John: West caught three passes for 39 yards and considering he played while Cecil Shorts did not, it seems apparent he was part of the bye-week game-planning. In terms of why he didn't play much the first half of the season during that period the Jaguars thought Shorts, Jarett Dillard and other receivers were better options. I'd guess you'll see more of West in the next few games. Usually when players play well they earn more time and it would seem that's the case with West.
Clyde from Sanford, FL:
Would you agree the offense showed some promise of at least being competitive once Gabbert started taking quick drops and hitting his wide receivers on slants over the middle as well as hitting on the check down passes to the RBs? His completion percentage was 67 percent for the game which is outstanding considering the pass rush that Indy has.
John: I also thought that Gabbert showed some promise in the second half. The Jaguars talked coming out of the bye about trying to get Gabbert in more situations where he's doing things he does well. Perhaps that second half Sunday was the first step in that direction.
Dustin from Jacksonville:
I had forgotten how much fun it could be to have a top 5 (now up to 4) defense. These guys are good.
John: There is no question the Jaguars are a good defense. Through the first few games, you could be excused for wondering just how good it was, but after nine games, there's no debating it. I don't know that I would put them in the Top 5 best defenses, but I don't know that they're far off. Considering where the Jaguars were last season, that's fairly remarkable.
Jordan from Muncie, IN:
Cecil Shorts is making Keyshawn Johnson's rookie year look legendary right now. What can they do to incorporate him into the game better?
John: Johnson was the No. 1 overall selection in the 1996 draft and Shorts was a fourth-round selection, so I'm not sure if you can truly compare them in that sense. I started thinking about Shorts this weekend when the Jaguars were playing the Colts. Pierre Garcon, who like Shorts went to Mount Union, struggled as a rookie and caught four passes for the Colts in 2008. The next year, he became an integral part of the offense. My guess now with Shorts is if he's going to contribute he may need that off-season and year of experience. Sometimes it takes a year – especially at receiver. Maybe that will be the case with Shorts. It's simply hard to believe he can't play or that he'll never make an impact. He looked good and had too much ability in training camp.
Scott from Fort Lauderdale:

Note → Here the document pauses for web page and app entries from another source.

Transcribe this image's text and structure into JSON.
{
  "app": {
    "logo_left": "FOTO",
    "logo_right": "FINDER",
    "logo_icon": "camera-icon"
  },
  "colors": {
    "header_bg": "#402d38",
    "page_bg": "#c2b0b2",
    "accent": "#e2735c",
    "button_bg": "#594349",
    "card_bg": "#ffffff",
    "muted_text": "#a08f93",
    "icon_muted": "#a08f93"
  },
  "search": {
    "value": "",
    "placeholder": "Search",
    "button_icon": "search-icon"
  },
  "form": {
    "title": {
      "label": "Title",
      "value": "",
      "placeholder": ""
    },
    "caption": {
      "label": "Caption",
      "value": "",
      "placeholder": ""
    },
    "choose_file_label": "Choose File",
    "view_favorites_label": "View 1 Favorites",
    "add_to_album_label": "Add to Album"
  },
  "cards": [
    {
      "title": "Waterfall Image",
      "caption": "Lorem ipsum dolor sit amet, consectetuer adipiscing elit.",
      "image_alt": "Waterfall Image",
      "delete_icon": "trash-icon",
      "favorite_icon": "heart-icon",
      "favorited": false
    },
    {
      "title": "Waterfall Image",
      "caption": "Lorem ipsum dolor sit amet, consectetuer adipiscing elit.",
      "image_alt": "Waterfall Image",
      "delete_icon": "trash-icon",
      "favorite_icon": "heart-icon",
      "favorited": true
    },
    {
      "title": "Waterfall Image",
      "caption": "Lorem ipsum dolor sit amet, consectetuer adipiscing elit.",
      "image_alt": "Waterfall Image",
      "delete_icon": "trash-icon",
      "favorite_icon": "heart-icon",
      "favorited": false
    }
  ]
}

Session is fun to watch. He is a bowling ball being shot out of a cannon. What do you see his role being in this defense for the second half of the year?
John: I see his role as being a bowling ball shot out of a cannon.